MORGANTOWN, W.Va. - Beneath the helmet is a mind and under the shoulder pads is a heart. They are what make Oklahoma State's Josh Stewart one of the very best at what he does.
The feet laced into the cleats run the precise routes. The hands inside the gloves pluck passes out of the air. Both are meaningless if strength and spirit don't propel him through the unimaginable events the junior's life has already produced.
"You've got to understand where I came from, the way my mom raised me to be positive about stuff and don't get down about stuff," Stewart said. "You can't spend your life being down.
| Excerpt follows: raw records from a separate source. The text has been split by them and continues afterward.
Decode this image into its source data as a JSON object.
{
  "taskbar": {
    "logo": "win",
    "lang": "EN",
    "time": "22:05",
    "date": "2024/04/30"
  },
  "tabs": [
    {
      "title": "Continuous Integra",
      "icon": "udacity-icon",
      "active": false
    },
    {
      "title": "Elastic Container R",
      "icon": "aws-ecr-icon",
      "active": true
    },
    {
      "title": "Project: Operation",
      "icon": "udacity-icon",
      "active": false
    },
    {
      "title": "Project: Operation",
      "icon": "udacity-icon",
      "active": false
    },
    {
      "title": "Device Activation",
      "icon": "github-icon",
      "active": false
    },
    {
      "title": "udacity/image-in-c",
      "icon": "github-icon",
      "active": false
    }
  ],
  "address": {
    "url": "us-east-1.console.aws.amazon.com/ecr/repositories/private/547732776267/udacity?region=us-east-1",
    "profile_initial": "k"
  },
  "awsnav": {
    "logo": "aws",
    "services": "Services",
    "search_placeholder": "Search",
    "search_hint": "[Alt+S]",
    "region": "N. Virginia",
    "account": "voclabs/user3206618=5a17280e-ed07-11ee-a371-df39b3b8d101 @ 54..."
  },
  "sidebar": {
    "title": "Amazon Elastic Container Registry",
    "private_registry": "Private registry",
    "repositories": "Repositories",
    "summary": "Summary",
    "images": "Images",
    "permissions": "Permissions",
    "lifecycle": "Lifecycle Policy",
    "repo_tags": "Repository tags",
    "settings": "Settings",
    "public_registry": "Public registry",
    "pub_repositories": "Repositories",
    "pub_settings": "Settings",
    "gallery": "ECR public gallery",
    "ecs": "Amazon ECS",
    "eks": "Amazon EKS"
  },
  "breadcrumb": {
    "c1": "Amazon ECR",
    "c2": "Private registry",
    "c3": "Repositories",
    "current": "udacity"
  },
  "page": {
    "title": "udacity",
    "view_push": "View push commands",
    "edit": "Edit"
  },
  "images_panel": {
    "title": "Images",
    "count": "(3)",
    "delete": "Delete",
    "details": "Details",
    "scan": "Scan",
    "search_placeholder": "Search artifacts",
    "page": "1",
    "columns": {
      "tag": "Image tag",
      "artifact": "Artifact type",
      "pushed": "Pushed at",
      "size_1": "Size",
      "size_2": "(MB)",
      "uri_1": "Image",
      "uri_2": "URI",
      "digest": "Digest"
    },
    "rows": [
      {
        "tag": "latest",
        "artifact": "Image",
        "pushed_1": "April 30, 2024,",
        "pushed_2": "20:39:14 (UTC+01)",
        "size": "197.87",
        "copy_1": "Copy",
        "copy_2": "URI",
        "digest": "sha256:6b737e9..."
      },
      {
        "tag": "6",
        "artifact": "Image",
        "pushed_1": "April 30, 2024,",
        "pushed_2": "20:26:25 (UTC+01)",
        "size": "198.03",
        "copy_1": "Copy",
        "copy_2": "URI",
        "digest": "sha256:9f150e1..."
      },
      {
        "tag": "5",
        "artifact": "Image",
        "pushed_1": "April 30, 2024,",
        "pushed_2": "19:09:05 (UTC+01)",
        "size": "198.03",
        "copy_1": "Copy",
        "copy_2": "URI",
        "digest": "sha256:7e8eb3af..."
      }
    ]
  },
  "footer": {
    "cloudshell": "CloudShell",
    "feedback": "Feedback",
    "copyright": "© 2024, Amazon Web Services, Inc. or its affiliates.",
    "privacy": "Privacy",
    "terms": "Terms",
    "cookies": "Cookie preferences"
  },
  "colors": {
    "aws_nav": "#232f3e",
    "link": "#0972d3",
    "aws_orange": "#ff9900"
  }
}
Take the stuff that happened and try to make something positive out of it.
"I have the talent to play football and I can use that as a way to get my story out and to motivate people and to let them know they don't have to stay down. They can find a way to make things possible."
Stewart's mom, the one he credits for the life-shaping advice, is actually his maternal grandmother. Stewart never really knew his biological mother. She and Stewart's older brother were killed in a car accident when Stewart was an infant. Over time, Stewart learned the details and discovered he could have been in the same car if an aunt hadn't volunteered to take Stewart home from church in a separate car.
He calls his grandmother his mom because Valrie and her husband, Charles Stewart, raised Stewart.
Stewart's dad was accidentally shot and killed in an argument with Stewart's paternal grandfather when Stewart was 5 years old. Stewart was there when it happened, and he could tell Valrie what transpired.
Years later, he is open to discussing his life and inspiring others. It wouldn't be so easy, so empowering for himself and for others, had Stewart not learned how to live with and grow from his experience.
"You think about it, it's my parents, but then again, God turned it around for me in so many ways and I'm blessed to be able to have done so many things," he said. "It's a blessing to be here and to be doing this. I know I'll see them one day. For now, I keep my head on straight and do the right things because I know there's no telling how far I can go."
Stewart is the Big 12's leading returning receiver, with 101 receptions, 1,210 yards and seven touchdowns as a sophomore in 2012, and he leads the Cowboys in catches and yards this season. No. 11 Oklahoma State (3-0) makes its first trip here Saturday to play West Virginia (2-2, 0-1 Big 12).
The game will start at noon at Mountaineer Field and will be televised by ESPN.
A year ago against WVU, the 5-foot-10, 185-pound Stewart had one carry for a 46-yard touchdown and 13 receptions for 172 yards and two touchdowns.
How Stewart, who was a longtime Texas A&M commit, came to star for the Cowboys is another extension of another hardship. He played his high school football in Denton, Texas, but only after Hurricane Katrina forced his family from its home in New Orleans when he was 12.